Entries supplied |
---------------

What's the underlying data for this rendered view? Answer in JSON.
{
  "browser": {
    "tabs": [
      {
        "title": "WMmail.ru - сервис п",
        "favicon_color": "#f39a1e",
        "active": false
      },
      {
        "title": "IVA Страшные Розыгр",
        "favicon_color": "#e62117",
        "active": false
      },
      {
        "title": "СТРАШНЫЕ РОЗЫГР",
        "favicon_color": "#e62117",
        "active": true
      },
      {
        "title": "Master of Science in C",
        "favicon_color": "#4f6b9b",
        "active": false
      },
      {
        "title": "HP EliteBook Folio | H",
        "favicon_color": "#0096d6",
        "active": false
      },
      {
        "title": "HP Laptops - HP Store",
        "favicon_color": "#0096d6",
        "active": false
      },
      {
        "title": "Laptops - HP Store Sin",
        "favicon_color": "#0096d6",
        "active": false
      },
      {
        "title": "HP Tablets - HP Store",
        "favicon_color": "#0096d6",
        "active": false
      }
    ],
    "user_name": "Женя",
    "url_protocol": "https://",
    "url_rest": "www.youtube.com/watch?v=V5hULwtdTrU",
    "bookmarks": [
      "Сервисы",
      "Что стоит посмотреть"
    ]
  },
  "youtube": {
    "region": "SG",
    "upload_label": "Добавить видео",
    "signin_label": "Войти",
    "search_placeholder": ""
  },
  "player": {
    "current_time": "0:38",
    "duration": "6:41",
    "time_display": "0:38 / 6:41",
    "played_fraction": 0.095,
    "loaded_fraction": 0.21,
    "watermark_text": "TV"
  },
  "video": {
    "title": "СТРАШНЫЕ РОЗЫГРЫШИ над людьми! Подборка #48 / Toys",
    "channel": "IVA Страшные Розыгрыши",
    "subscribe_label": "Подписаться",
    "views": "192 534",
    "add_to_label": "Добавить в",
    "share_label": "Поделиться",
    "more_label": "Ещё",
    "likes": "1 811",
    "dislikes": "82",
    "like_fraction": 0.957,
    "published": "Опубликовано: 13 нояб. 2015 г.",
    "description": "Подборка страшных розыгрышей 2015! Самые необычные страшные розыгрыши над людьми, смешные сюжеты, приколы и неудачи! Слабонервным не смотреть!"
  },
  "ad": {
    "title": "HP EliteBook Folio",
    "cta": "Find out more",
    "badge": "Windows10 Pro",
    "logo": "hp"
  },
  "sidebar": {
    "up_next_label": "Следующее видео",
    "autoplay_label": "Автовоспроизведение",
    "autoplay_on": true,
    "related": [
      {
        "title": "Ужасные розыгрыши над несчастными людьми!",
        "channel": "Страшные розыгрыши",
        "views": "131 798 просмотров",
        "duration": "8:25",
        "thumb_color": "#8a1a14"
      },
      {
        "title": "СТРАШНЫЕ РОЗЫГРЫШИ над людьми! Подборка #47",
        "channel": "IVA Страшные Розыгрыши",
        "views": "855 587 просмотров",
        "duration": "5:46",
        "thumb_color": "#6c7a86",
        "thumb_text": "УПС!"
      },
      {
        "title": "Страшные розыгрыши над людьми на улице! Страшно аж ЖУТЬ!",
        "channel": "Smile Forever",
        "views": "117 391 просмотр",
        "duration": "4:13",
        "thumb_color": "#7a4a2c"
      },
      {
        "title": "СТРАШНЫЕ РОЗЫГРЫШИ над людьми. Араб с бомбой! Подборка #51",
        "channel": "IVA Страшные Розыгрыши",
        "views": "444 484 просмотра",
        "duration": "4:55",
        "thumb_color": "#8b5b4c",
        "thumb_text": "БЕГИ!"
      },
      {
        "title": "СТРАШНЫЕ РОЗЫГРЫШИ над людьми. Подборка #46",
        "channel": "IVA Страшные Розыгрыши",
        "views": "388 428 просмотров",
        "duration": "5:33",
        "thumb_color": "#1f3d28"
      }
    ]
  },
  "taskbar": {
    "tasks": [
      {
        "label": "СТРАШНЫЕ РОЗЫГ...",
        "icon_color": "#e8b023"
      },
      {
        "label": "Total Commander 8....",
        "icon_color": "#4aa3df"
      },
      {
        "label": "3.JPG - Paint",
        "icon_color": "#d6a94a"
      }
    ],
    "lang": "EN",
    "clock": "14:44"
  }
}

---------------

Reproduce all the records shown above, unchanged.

What's the underlying data for this rendered view? Answer in JSON.
{
  "browser": {
    "tabs": [
      {
        "title": "WMmail.ru - сервис п",
        "favicon_color": "#f39a1e",
        "active": false
      },
      {
        "title": "IVA Страшные Розыгр",
        "favicon_color": "#e62117",
        "active": false
      },
      {
        "title": "СТРАШНЫЕ РОЗЫГР",
        "favicon_color": "#e62117",
        "active": true
      },
      {
        "title": "Master of Science in C",
        "favicon_color": "#4f6b9b",
        "active": false
      },
      {
        "title": "HP EliteBook Folio | H",
        "favicon_color": "#0096d6",
        "active": false
      },
      {
        "title": "HP Laptops - HP Store",
        "favicon_color": "#0096d6",
        "active": false
      },
      {
        "title": "Laptops - HP Store Sin",
        "favicon_color": "#0096d6",
        "active": false
      },
      {
        "title": "HP Tablets - HP Store",
        "favicon_color": "#0096d6",
        "active": false
      }
    ],
    "user_name": "Женя",
    "url_protocol": "https://",
    "url_rest": "www.youtube.com/watch?v=V5hULwtdTrU",
    "bookmarks": [
      "Сервисы",
      "Что стоит посмотреть"
    ]
  },
  "youtube": {
    "region": "SG",
    "upload_label": "Добавить видео",
    "signin_label": "Войти",
    "search_placeholder": ""
  },
  "player": {
    "current_time": "0:38",
    "duration": "6:41",
    "time_display": "0:38 / 6:41",
    "played_fraction": 0.095,
    "loaded_fraction": 0.21,
    "watermark_text": "TV"
  },
  "video": {
    "title": "СТРАШНЫЕ РОЗЫГРЫШИ над людьми! Подборка #48 / Toys",
    "channel": "IVA Страшные Розыгрыши",
    "subscribe_label": "Подписаться",
    "views": "192 534",
    "add_to_label": "Добавить в",
    "share_label": "Поделиться",
    "more_label": "Ещё",
    "likes": "1 811",
    "dislikes": "82",
    "like_fraction": 0.957,
    "published": "Опубликовано: 13 нояб. 2015 г.",
    "description": "Подборка страшных розыгрышей 2015! Самые необычные страшные розыгрыши над людьми, смешные сюжеты, приколы и неудачи! Слабонервным не смотреть!"
  },
  "ad": {
    "title": "HP EliteBook Folio",
    "cta": "Find out more",
    "badge": "Windows10 Pro",
    "logo": "hp"
  },
  "sidebar": {
    "up_next_label": "Следующее видео",
    "autoplay_label": "Автовоспроизведение",
    "autoplay_on": true,
    "related": [
      {
        "title": "Ужасные розыгрыши над несчастными людьми!",
        "channel": "Страшные розыгрыши",
        "views": "131 798 просмотров",
        "duration": "8:25",
        "thumb_color": "#8a1a14"
      },
      {
        "title": "СТРАШНЫЕ РОЗЫГРЫШИ над людьми! Подборка #47",
        "channel": "IVA Страшные Розыгрыши",
        "views": "855 587 просмотров",
        "duration": "5:46",
        "thumb_color": "#6c7a86",
        "thumb_text": "УПС!"
      },
      {
        "title": "Страшные розыгрыши над людьми на улице! Страшно аж ЖУТЬ!",
        "channel": "Smile Forever",
        "views": "117 391 просмотр",
        "duration": "4:13",
        "thumb_color": "#7a4a2c"
      },
      {
        "title": "СТРАШНЫЕ РОЗЫГРЫШИ над людьми. Араб с бомбой! Подборка #51",
        "channel": "IVA Страшные Розыгрыши",
        "views": "444 484 просмотра",
        "duration": "4:55",
        "thumb_color": "#8b5b4c",
        "thumb_text": "БЕГИ!"
      },
      {
        "title": "СТРАШНЫЕ РОЗЫГРЫШИ над людьми. Подборка #46",
        "channel": "IVA Страшные Розыгрыши",
        "views": "388 428 просмотров",
        "duration": "5:33",
        "thumb_color": "#1f3d28"
      }
    ]
  },
  "taskbar": {
    "tasks": [
      {
        "label": "СТРАШНЫЕ РОЗЫГ...",
        "icon_color": "#e8b023"
      },
      {
        "label": "Total Commander 8....",
        "icon_color": "#4aa3df"
      },
      {
        "label": "3.JPG - Paint",
        "icon_color": "#d6a94a"
      }
    ],
    "lang": "EN",
    "clock": "14:44"
  }
}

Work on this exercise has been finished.